For each line of the listing that contains "eyedropper", make a copy and return it.

*** TASK DATA

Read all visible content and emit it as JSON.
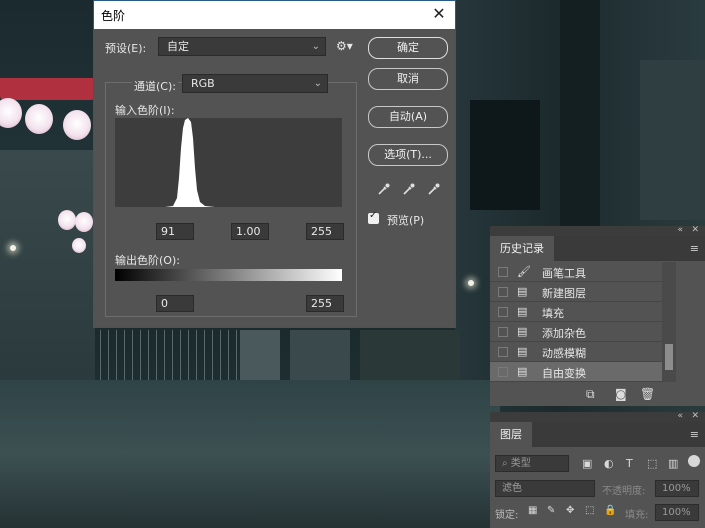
{
  "dialog": {
    "title": "色阶",
    "preset_label": "预设(E):",
    "preset_value": "自定",
    "channel_label": "通道(C):",
    "channel_value": "RGB",
    "input_levels_label": "输入色阶(I):",
    "output_levels_label": "输出色阶(O):",
    "input_black": "91",
    "input_gamma": "1.00",
    "input_white": "255",
    "output_black": "0",
    "output_white": "255",
    "buttons": {
      "ok": "确定",
      "cancel": "取消",
      "auto": "自动(A)",
      "options": "选项(T)..."
    },
    "preview_label": "预览(P)",
    "preview_checked": true,
    "icons": {
      "close": "close-icon",
      "gear": "gear-icon",
      "black_eyedropper": "black-eyedropper-icon",
      "gray_eyedropper": "gray-eyedropper-icon",
      "white_eyedropper": "white-eyedropper-icon"
    }
  },
  "history": {
    "tab_label": "历史记录",
    "items": [
      {
        "label": "画笔工具",
        "icon": "brush-icon"
      },
      {
        "label": "新建图层",
        "icon": "history-step-icon"
      },
      {
        "label": "填充",
        "icon": "history-step-icon"
      },
      {
        "label": "添加杂色",
        "icon": "history-step-icon"
      },
      {
        "label": "动感模糊",
        "icon": "history-step-icon"
      },
      {
        "label": "自由变换",
        "icon": "history-step-icon",
        "selected": true
      }
    ]
  },
  "layers": {
    "tab_label": "图层",
    "filter_label": "类型",
    "blend_mode": "滤色",
    "opacity_label": "不透明度:",
    "opacity_value": "100%",
    "lock_label": "锁定:",
    "fill_label": "填充:",
    "fill_value": "100%"
  },
  "colors": {
    "dialog_bg": "#535353",
    "panel_bg": "#535353",
    "field_bg": "#3a3a3a",
    "title_bg": "#ffffff"
  }
}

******

COMPLETED EXERCISE:
      "black_eyedropper": "black-eyedropper-icon",
      "gray_eyedropper": "gray-eyedropper-icon",
      "white_eyedropper": "white-eyedropper-icon"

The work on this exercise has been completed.